CMH invented heliskiing, and for the past 45 years we’ve been fine-tuning the system to make it work better for the guides and pilots, to make it more fun for the skiers and snowboarders, and to make it safer for everyone involved.
For the 2010/2011 season, one big change is that there will be five radios for each group of 11 skiers. This increase will allow guides and skiers separated by trees or obstacles to communicate easily, making the guide’s job less stressful and the skier’s job more fun.
Veteran heliskiers will be quick to realize that this change will allow each “ski buddy” team to have a radio. While skiing in the trees, which we do extensively, we ski in teams of two so every skier has a ski buddy to help in case of a fall, losing gear, or getting stuck in a tree well. Now, each ski buddy team can easily communicate with the guides. This will make skiing more fun, because there will be no specific “radio team” always forced to stay at the back of the ski group. Instead, everyone will be part of a radio team.

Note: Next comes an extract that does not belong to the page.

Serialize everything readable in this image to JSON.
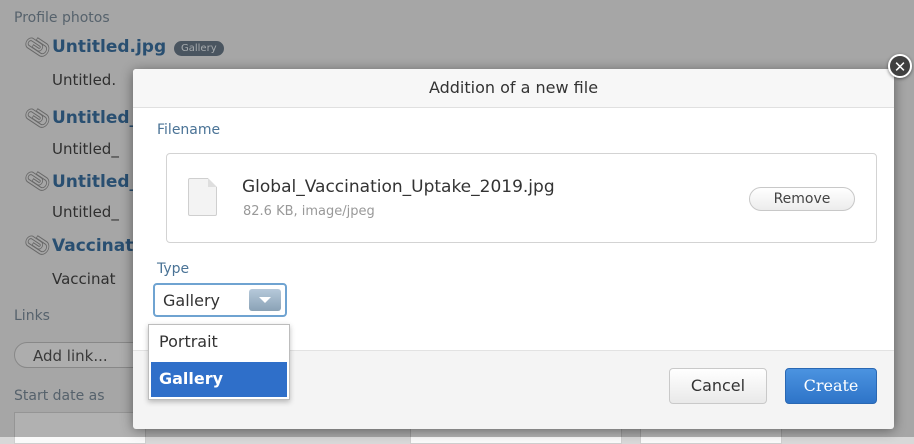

It will be more important than ever for ski buddies to stay together, so in case of a delay the skier with the radio can quickly tell the guide what is happening. Colani Bezzola, CMH Safety Manager, hopes the new system will encourage skiers to be more committed to their ski buddy. In the past, a radio team of two skiers stayed at the back and radioed ahead to the guide if there was a delay. Now the responsibility of staying together and communicating in case of a delay or the need for help will fall squarely on each “ski buddy” team.

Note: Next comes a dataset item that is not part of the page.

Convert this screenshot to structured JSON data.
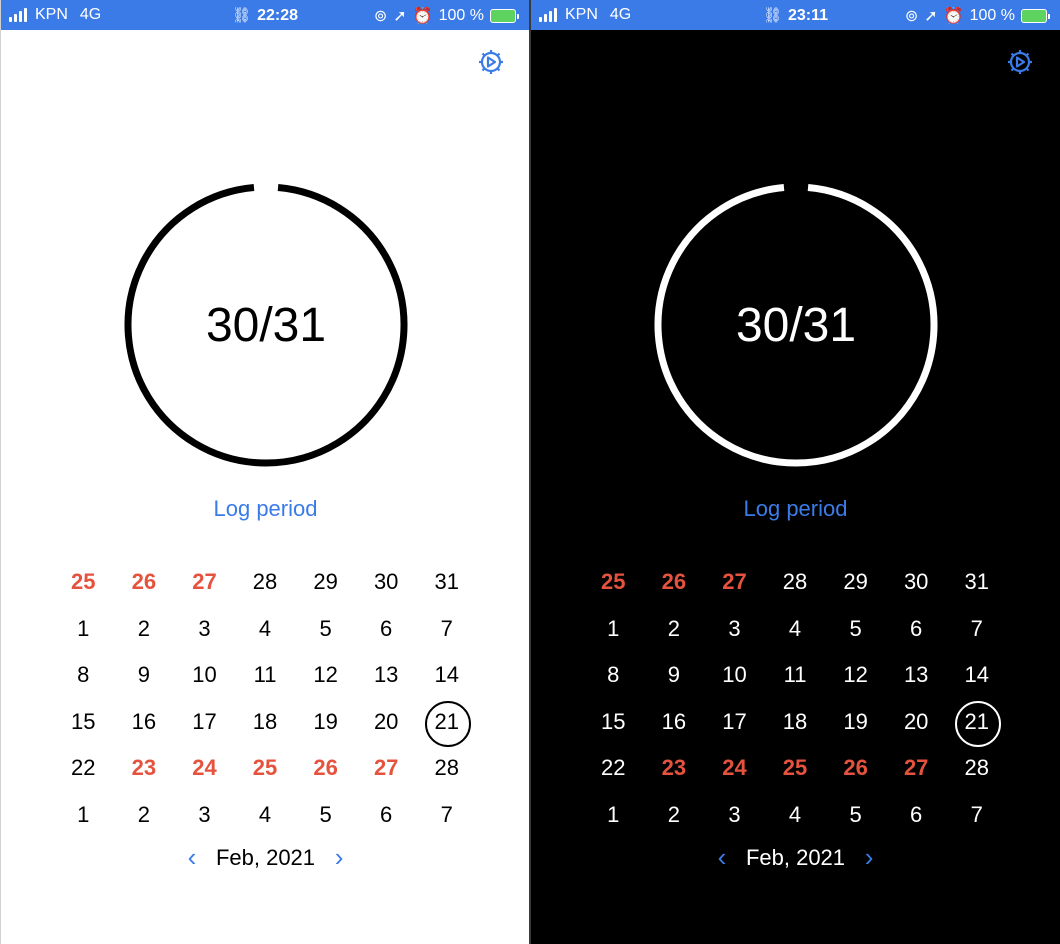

Over the past few years, when some groups arrived with their own radios, the guides realized that having more radios in the group improved communications dramatically. This may seem like an obvious improvement to the system, but the increase in radios is not without issues. Sometimes a guest will climb into the helicopter and sit on the push-to-talk button on their radio. This effectively shuts down all communications on the primary channel, sometimes for the entire helicopter ride. To manage this inevitable issue, the guides have a secondary frequency they can use that can only be accessed from the guide and pilot radios. Colani explained that guides and pilots have become accustomed to quickly switching to the second frequency when the main channel gets locked open, so the benefits of adding radios to each group now outweigh the problems.
The CMH guest radios will all be Motorolla CP200 radios programmed so two channels are operational. As before, the two channels will be the direct channel, used to communicate in the same valley, and the repeater channel, directed through a repeater station on a high mountaintop, that can be used to communicate with the main lodge, helicopter, or guides in a different valley.

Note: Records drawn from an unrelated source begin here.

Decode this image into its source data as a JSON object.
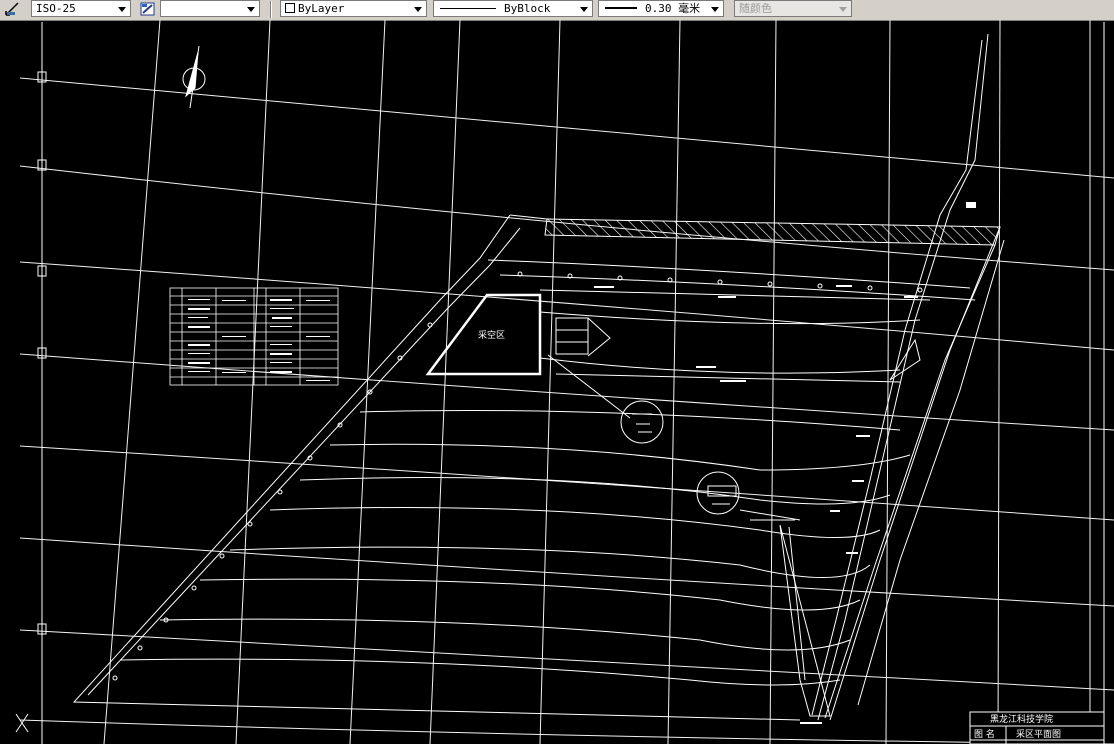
{
  "toolbar": {
    "dimstyle": "ISO-25",
    "layer": "",
    "color": "ByLayer",
    "linetype": "ByBlock",
    "lineweight": "0.30 毫米",
    "plotstyle": "随颜色"
  },
  "drawing": {
    "area_label": "采空区",
    "title_block": {
      "org": "黑龙江科技学院",
      "label_name": "图 名",
      "drawing_name": "采区平面图"
    }
  },
  "colors": {
    "background": "#000000",
    "lines": "#ffffff",
    "toolbar": "#d4d0c8"
  }
}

The final carrying system for the radios is still under consideration, but skiers can expect either a small leash to clip the radio in while it rides in a jacket pocket, or a simple chest harness to hold the radio.
As with any element of the heliski system, there will be a benefit and a responsibility that goes with it. Guests will need to be aware that when they are using the radio, the rest of the guides, guests, and pilot will be listening and waiting to make further communications.
This means you should feel free to inform your guide if you are delayed while looking for a lost ski, but that there is no need to use the radio to tell your friends that you just got the most epic face shot of your life!
Photo of CMH Gothics by Topher Donahue